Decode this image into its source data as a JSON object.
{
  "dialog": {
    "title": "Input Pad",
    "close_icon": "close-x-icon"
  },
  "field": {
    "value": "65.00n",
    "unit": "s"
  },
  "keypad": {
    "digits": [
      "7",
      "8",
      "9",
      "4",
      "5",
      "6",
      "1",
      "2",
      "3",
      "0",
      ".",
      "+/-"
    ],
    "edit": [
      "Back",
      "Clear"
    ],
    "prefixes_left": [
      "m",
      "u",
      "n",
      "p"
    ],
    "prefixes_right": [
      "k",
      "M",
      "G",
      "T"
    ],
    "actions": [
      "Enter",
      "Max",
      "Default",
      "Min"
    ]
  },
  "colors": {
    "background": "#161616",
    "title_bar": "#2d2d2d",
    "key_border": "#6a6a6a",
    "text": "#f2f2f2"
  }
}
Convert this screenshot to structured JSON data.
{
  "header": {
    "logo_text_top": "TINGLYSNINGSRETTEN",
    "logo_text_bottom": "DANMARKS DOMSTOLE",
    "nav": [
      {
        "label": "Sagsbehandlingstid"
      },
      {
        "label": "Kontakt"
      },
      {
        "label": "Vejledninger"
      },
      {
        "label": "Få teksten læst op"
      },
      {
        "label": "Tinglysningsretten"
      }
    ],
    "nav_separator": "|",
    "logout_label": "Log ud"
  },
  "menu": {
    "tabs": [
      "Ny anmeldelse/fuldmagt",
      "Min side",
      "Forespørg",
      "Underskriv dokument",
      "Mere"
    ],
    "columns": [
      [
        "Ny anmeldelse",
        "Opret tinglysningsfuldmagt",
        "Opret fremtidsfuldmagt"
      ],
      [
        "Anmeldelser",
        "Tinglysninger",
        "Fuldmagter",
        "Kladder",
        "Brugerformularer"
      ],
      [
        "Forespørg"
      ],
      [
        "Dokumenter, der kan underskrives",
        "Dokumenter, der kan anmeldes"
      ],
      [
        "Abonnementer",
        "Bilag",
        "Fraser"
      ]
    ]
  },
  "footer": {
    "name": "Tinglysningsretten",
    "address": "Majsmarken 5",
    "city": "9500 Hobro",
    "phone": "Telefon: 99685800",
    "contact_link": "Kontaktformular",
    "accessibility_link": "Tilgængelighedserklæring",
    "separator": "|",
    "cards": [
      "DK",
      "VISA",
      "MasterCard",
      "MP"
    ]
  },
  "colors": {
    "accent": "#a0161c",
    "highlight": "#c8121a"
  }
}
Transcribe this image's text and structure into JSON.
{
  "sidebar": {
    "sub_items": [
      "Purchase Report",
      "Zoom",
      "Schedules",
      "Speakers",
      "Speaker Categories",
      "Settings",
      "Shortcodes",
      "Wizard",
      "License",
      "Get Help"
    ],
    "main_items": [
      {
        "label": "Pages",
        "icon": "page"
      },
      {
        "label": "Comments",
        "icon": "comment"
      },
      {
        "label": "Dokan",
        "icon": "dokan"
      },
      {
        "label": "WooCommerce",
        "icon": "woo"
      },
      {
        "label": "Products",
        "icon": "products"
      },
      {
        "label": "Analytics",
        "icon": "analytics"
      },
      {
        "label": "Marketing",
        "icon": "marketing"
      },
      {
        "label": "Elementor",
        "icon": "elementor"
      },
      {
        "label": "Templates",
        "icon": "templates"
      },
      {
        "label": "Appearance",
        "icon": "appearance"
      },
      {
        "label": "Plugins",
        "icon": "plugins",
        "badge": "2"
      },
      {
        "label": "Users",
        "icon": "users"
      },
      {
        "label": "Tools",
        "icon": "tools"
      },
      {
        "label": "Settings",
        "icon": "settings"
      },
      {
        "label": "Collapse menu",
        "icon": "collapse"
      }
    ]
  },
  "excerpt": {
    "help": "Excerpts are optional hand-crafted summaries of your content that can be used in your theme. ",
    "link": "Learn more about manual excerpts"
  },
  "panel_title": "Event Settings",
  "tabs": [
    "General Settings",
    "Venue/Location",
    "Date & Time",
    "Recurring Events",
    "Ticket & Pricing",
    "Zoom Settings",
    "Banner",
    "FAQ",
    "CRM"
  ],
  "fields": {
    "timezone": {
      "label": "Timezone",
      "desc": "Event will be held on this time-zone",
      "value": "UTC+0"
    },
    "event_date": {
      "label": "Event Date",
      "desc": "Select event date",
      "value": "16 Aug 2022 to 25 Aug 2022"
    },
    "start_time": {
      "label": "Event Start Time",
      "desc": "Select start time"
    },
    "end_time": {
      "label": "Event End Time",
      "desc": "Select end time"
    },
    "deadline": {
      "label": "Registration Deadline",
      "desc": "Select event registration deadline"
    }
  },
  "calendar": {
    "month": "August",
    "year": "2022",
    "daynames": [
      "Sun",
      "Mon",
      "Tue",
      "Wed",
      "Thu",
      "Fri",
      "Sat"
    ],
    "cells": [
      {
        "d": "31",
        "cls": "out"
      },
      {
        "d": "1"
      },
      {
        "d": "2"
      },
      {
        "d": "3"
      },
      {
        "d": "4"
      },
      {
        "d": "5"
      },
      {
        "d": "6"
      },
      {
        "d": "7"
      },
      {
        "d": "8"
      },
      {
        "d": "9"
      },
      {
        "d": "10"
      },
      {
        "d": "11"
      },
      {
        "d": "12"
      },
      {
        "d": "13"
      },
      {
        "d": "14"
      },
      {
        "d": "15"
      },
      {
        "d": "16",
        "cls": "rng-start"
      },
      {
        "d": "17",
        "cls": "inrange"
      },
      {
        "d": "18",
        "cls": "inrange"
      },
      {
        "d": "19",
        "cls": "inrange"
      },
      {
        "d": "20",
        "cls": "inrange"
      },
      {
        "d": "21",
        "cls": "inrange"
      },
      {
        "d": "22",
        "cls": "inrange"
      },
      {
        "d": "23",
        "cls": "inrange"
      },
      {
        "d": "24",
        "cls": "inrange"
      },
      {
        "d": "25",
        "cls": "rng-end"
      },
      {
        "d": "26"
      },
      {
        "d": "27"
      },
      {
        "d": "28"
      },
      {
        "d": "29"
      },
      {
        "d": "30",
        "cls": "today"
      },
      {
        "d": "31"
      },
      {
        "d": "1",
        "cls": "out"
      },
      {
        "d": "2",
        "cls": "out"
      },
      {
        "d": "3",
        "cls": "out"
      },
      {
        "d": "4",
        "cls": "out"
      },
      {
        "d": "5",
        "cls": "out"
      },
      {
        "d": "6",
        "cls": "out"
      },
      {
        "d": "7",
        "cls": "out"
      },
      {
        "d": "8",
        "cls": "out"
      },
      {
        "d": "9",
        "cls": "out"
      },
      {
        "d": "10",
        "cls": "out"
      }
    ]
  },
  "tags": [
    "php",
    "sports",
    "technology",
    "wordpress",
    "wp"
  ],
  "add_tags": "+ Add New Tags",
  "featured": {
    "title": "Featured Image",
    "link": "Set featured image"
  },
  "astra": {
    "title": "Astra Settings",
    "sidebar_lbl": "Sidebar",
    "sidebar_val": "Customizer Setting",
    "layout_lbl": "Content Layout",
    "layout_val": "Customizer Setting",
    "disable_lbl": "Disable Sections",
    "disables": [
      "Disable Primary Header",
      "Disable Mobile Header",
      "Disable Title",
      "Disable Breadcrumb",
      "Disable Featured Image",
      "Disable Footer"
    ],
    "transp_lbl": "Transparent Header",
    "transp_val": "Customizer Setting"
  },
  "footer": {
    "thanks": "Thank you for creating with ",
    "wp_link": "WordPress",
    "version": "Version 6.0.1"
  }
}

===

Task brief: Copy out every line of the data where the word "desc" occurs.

Response:
      "desc": "Event will be held on this time-zone",
      "desc": "Select event date",
      "desc": "Select start time"
      "desc": "Select end time"
      "desc": "Select event registration deadline"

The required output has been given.